PROBLEM REQUIREMENTS
How many lines in the data below include the word "every"? State the number alone.

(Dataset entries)
== Segment start ==

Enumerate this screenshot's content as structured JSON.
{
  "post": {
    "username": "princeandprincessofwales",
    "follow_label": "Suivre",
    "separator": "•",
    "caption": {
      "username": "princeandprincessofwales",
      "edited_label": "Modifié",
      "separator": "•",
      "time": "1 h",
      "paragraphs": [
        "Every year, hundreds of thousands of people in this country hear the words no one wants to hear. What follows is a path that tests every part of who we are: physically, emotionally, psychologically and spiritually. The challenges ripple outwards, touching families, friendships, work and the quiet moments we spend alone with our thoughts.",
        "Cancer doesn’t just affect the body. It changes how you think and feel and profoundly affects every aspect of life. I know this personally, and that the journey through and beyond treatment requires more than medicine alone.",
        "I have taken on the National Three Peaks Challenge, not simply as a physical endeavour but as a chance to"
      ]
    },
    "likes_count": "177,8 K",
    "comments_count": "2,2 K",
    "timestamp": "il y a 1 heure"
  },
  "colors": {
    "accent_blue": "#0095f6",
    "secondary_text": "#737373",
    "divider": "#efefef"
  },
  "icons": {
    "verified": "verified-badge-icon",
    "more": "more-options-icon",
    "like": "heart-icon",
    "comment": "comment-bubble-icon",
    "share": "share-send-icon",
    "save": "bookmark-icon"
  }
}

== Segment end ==
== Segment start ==

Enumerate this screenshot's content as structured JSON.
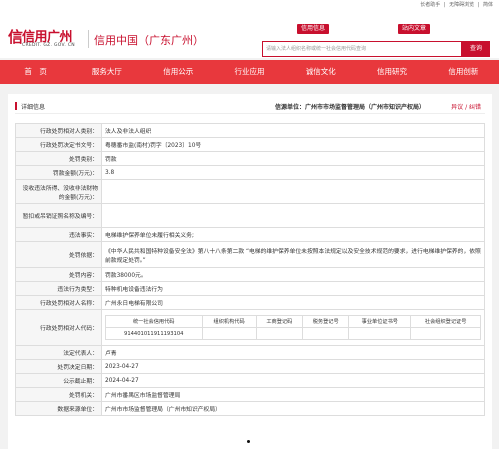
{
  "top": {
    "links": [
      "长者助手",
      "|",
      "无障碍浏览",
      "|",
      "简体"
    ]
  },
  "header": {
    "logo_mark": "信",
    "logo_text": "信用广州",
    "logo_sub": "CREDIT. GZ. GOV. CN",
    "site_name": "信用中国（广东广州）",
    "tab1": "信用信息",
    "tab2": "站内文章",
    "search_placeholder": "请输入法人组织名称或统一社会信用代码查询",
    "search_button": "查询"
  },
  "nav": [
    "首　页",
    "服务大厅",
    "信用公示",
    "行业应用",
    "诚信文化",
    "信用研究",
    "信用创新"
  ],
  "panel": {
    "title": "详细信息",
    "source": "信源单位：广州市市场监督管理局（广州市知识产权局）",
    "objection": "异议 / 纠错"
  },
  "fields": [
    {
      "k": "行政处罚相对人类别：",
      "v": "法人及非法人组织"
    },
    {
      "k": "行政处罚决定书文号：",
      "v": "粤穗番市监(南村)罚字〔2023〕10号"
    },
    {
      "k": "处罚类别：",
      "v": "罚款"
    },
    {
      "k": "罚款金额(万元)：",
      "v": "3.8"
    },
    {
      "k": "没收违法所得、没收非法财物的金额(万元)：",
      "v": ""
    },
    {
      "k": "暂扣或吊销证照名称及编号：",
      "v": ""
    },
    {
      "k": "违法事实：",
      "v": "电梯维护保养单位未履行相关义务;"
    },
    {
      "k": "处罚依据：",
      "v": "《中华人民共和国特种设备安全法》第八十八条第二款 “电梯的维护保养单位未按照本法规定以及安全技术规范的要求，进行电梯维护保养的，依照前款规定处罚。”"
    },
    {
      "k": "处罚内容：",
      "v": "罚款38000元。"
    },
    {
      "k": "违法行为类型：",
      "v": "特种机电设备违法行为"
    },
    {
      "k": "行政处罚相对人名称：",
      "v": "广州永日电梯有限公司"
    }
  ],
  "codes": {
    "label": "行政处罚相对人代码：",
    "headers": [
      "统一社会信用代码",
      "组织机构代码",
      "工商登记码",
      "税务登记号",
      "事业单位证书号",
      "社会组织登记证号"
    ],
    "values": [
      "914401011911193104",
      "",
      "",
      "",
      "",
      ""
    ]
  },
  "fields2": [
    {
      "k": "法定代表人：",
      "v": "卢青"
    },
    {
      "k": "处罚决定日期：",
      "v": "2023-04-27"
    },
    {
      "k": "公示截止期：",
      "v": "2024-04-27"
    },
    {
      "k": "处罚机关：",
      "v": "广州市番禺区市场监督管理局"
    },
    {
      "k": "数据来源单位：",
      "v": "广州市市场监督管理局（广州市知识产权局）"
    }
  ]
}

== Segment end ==

SOLUTION BELOW
2